(Items from a dataset)
================
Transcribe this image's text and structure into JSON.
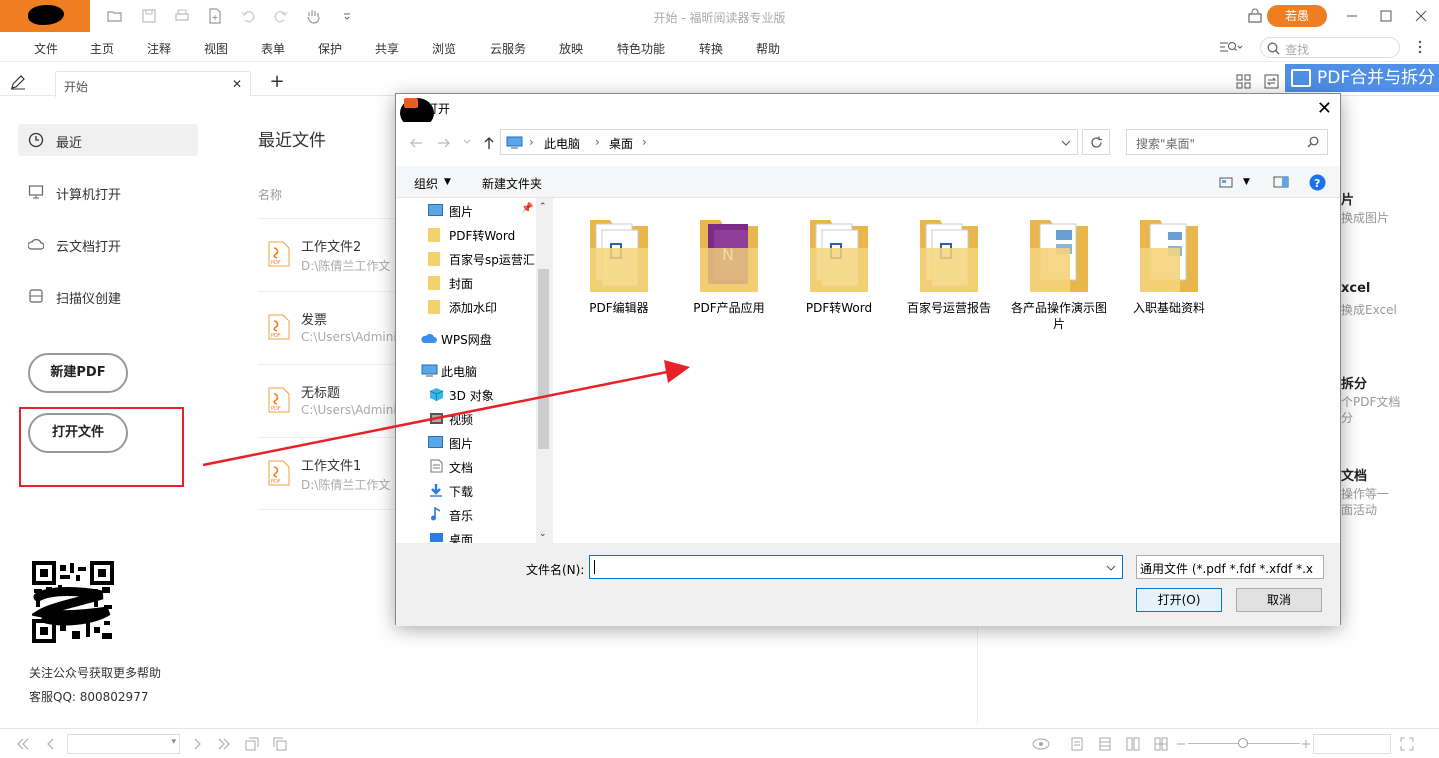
{
  "app": {
    "title": "开始 - 福昕阅读器专业版",
    "user_button": "若愚"
  },
  "menu": [
    "文件",
    "主页",
    "注释",
    "视图",
    "表单",
    "保护",
    "共享",
    "浏览",
    "云服务",
    "放映",
    "特色功能",
    "转换",
    "帮助"
  ],
  "search": {
    "placeholder": "查找"
  },
  "tabs": [
    {
      "label": "开始"
    }
  ],
  "banner": {
    "label": "PDF合并与拆分"
  },
  "left_nav": {
    "items": [
      {
        "label": "最近",
        "icon": "clock-icon",
        "selected": true
      },
      {
        "label": "计算机打开",
        "icon": "computer-icon"
      },
      {
        "label": "云文档打开",
        "icon": "cloud-icon"
      },
      {
        "label": "扫描仪创建",
        "icon": "scanner-icon"
      }
    ],
    "new_pdf": "新建PDF",
    "open_file": "打开文件",
    "help_text": "关注公众号获取更多帮助",
    "qq_text": "客服QQ: 800802977"
  },
  "recent": {
    "title": "最近文件",
    "column_name": "名称",
    "files": [
      {
        "name": "工作文件2",
        "path": "D:\\陈倩兰工作文"
      },
      {
        "name": "发票",
        "path": "C:\\Users\\Admini"
      },
      {
        "name": "无标题",
        "path": "C:\\Users\\Admini"
      },
      {
        "name": "工作文件1",
        "path": "D:\\陈倩兰工作文"
      }
    ]
  },
  "right_peek": [
    {
      "title": "片",
      "desc": "换成图片"
    },
    {
      "title": "xcel",
      "desc": "换成Excel"
    },
    {
      "title": "拆分",
      "desc": "个PDF文档",
      "desc2": "分"
    },
    {
      "title": "文档",
      "desc": "操作等一",
      "desc2": "面活动"
    }
  ],
  "dialog": {
    "title": "打开",
    "breadcrumb": [
      "此电脑",
      "桌面"
    ],
    "search_placeholder": "搜索\"桌面\"",
    "toolbar": {
      "organize": "组织",
      "new_folder": "新建文件夹"
    },
    "nav": [
      {
        "label": "图片",
        "icon": "pictures-icon"
      },
      {
        "label": "PDF转Word",
        "icon": "folder-icon"
      },
      {
        "label": "百家号sp运营汇",
        "icon": "folder-icon"
      },
      {
        "label": "封面",
        "icon": "folder-icon"
      },
      {
        "label": "添加水印",
        "icon": "folder-icon"
      },
      {
        "label": "WPS网盘",
        "icon": "cloud-icon"
      },
      {
        "label": "此电脑",
        "icon": "computer-icon"
      },
      {
        "label": "3D 对象",
        "icon": "cube-icon"
      },
      {
        "label": "视频",
        "icon": "video-icon"
      },
      {
        "label": "图片",
        "icon": "pictures-icon"
      },
      {
        "label": "文档",
        "icon": "document-icon"
      },
      {
        "label": "下载",
        "icon": "download-icon"
      },
      {
        "label": "音乐",
        "icon": "music-icon"
      },
      {
        "label": "桌面",
        "icon": "desktop-icon",
        "selected": true
      }
    ],
    "files": [
      {
        "name": "PDF编辑器",
        "style": "doc"
      },
      {
        "name": "PDF产品应用",
        "style": "onenote"
      },
      {
        "name": "PDF转Word",
        "style": "doc"
      },
      {
        "name": "百家号运营报告",
        "style": "doc"
      },
      {
        "name": "各产品操作演示图片",
        "style": "img"
      },
      {
        "name": "入职基础资料",
        "style": "img"
      }
    ],
    "filename_label": "文件名(N):",
    "filename_value": "",
    "filetype": "通用文件 (*.pdf *.fdf *.xfdf *.x",
    "open_button": "打开(O)",
    "cancel_button": "取消"
  },
  "colors": {
    "accent": "#ef7d22",
    "highlight": "#e8202a",
    "banner": "#4f8fe6",
    "selection": "#cce8ff"
  }
}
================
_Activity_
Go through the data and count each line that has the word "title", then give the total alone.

_Written response_
7